Separating discussion of my teaching philosophy from discussion of my scholarly interests is organizationally helpful but potentially misleading because of the extent to which my research and teaching have overlapped and influenced each other. The experience of teaching Greek history at Dartmouth and on site in Greece regularly raises questions that I seek to answer in my research, and I have been fortunate in being able to frequently draw on my own scholarly work both directly and indirectly in my teaching. And I have found over the years that teaching is a powerful form of learning. Familiarizing students with ancient Greek history, answering their questions, and listening to their answers to my questions has led me to re-think much of what I thought I knew about ancient Greece.
There is, of course, much more to teaching than simply walking into the classroom and engaging in an exchange of information and ideas. I strongly believe that successful pedagogy is grounded in a clear sense of ends and means. My teaching is driven by the conviction that I should do everything possible to help my students to develop into thoughtful individuals who finish their undergraduate careers with sharpened critical faculties and mastery of a set of important skills. Those skills include the ability to think independently, to combine ideas and evidence into sound and persuasive arguments, and to present arguments clearly and effectively in both written and oral form.
The means by which I pursue these ends are most evident in the course I teach most regularly, the survey of ancient Greek history. Whenever possible, I organize my courses around discussion, and this course is no exception. For each class meeting I give the students a short piece of secondary reading and a longer collection of primary sources. I also give them a set of questions, normally consisting of a half-dozen basic factual questions and a single question of a more analytical and open-ended nature. In one of the class sessions on Sparta, for example, the students read twenty pages in the textbook for the course as well as lengthy sections of Xenophon’s Constitution of the Spartans and Plutarch’s Life of Lycurgus and then respond to the following question: "How was the relationship between individual, oikos (household), and polis (city-state) in Sparta different from that found in most other Greek communities? Why might the Spartans have felt it necessary to alter this relationship in order to create a more efficient army?"
The students are required to come to class each day with a written response to the analytical question. (I collect and mark each written response, and those marks are the single most important component in the grade students receive for the course.) At the start of each class we work rapidly through the basic factual issues and then discuss the analytical question for that day. Both in their written and oral responses I ask the students to use the primary sources to stimulate their thinking and to support the ideas they generate. In essence I ask them to come to class each day having prepared an argument in writing and to be ready to present that argument orally to the rest of the class. The other assigned work for the course, including two papers and two exams, is designed along the same lines.

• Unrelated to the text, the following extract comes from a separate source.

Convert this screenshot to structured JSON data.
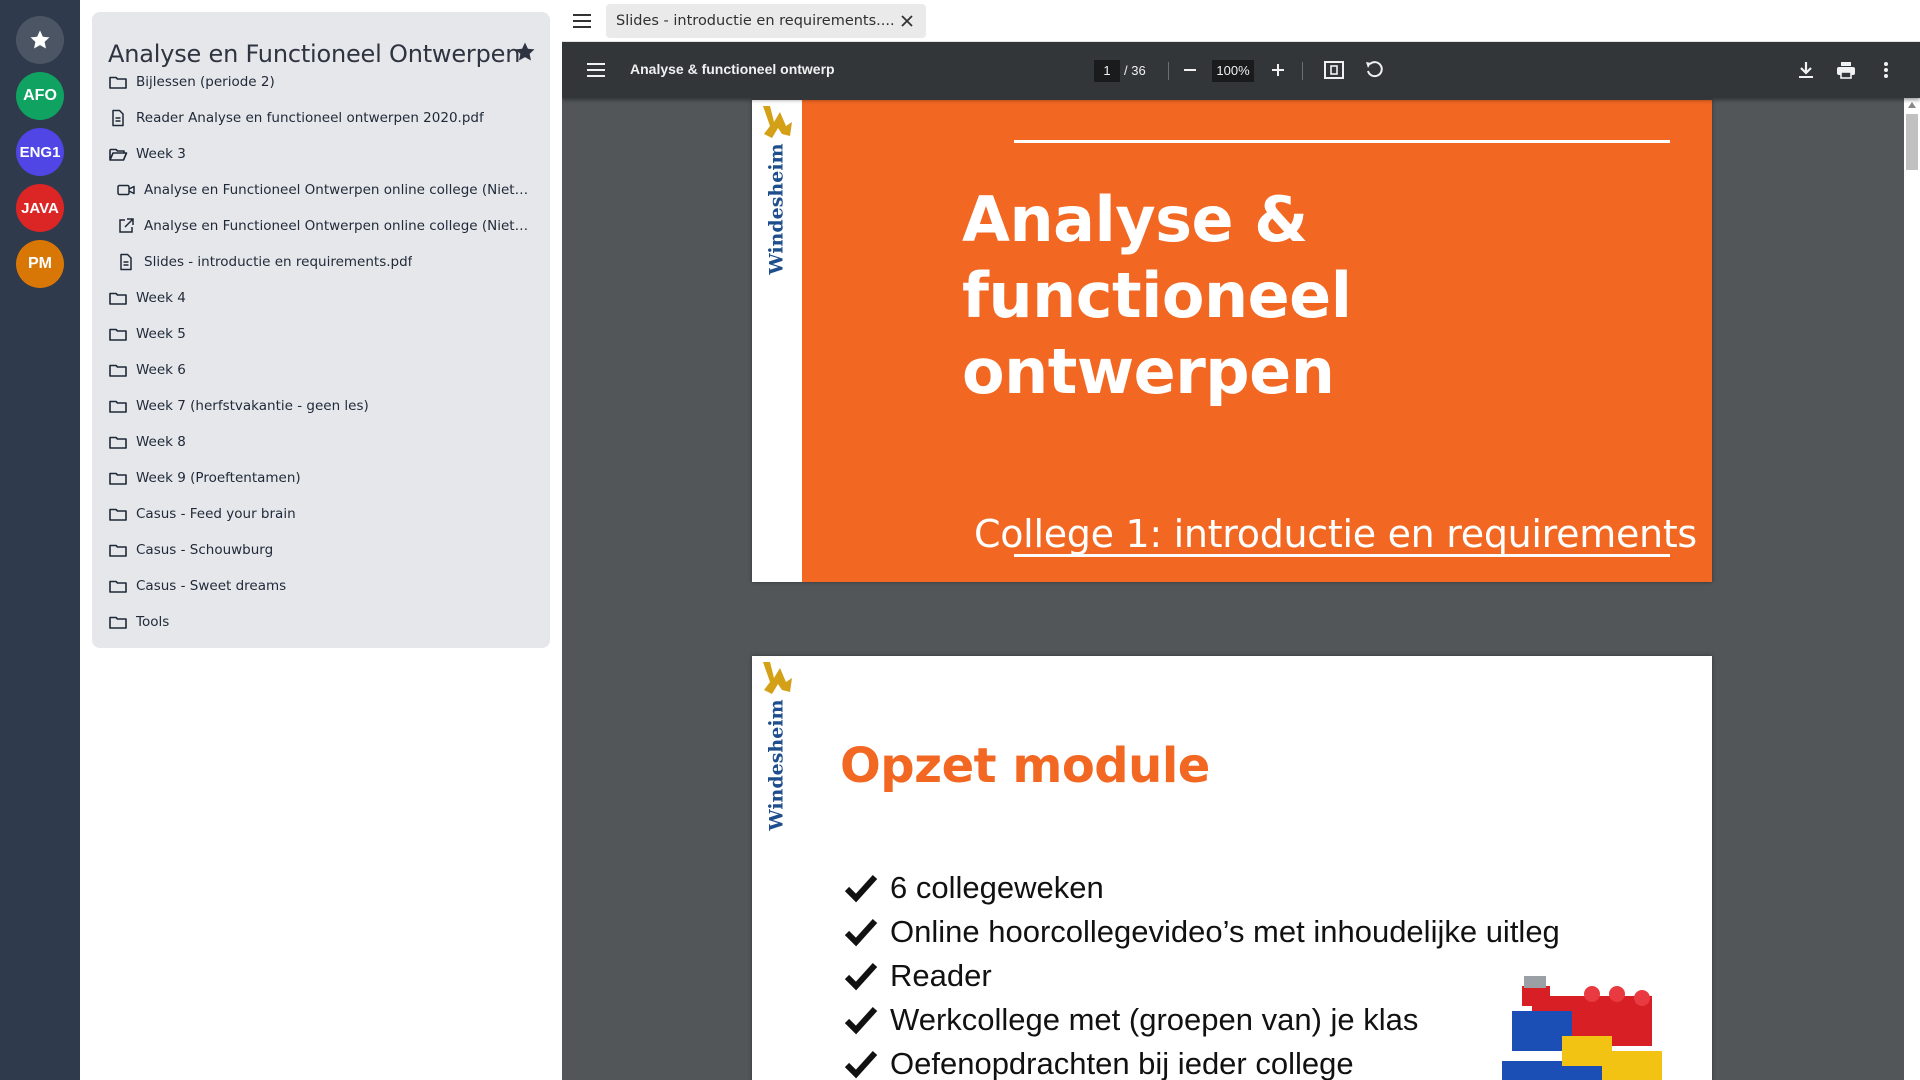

I also make a consistent effort to help my students develop a clear sense of who they are and what they want from life and to encourage in them a willingness to take responsibility for the well-being of the communities in which they will live and work. This seems to me to be something that members of the Humanities faculty at liberal arts institutions need to take particularly seriously because the material with which we work is unusually well-suited to help students come to grips with some truly fundamental questions. For instance, reading a biology textbook probably will not help students think about mortality and how that inescapable reality will shape their lives. But reading the Iliad, and observing how Achilles struggles to come to terms with the fact that he will die, no matter which course of action he chooses, or thinking about why Odysseus turns down an offer of immortality in order to return to his wife and his home, just might do the trick.
The courses I regularly teach at Dartmouth include the following:
CLST 1: Antiquity Today ( an introduction to the history, literature, and archaeology of ancient Greece and Rome)
CLST 11.01: Ancient Greek Athletics
CLST 11.02: Early Sparta and Corinth, co-taught with Jeremy Rutter
CLST 11.03: Sparta: Birth and Death of an Empire
CLST 11.04 Sport and Democratization in the Ancient and Modern Worlds
CLST 14: The History of Greece: 1100-400 BCE
CLST 15: Alexander the Great and the Macedonian Kings
CLST 19: Methods and Theories in Ancient History
Greek 10: Readings in Greek Prose
Greek 26: Readings in Herodotus
Latin 1: Introductory Latin
Latin 3: Intermediate Latin
I also regularly serve as co-director of the Department of Classics' Foreign Study Program in Greece. For more information on that program, follow the link below: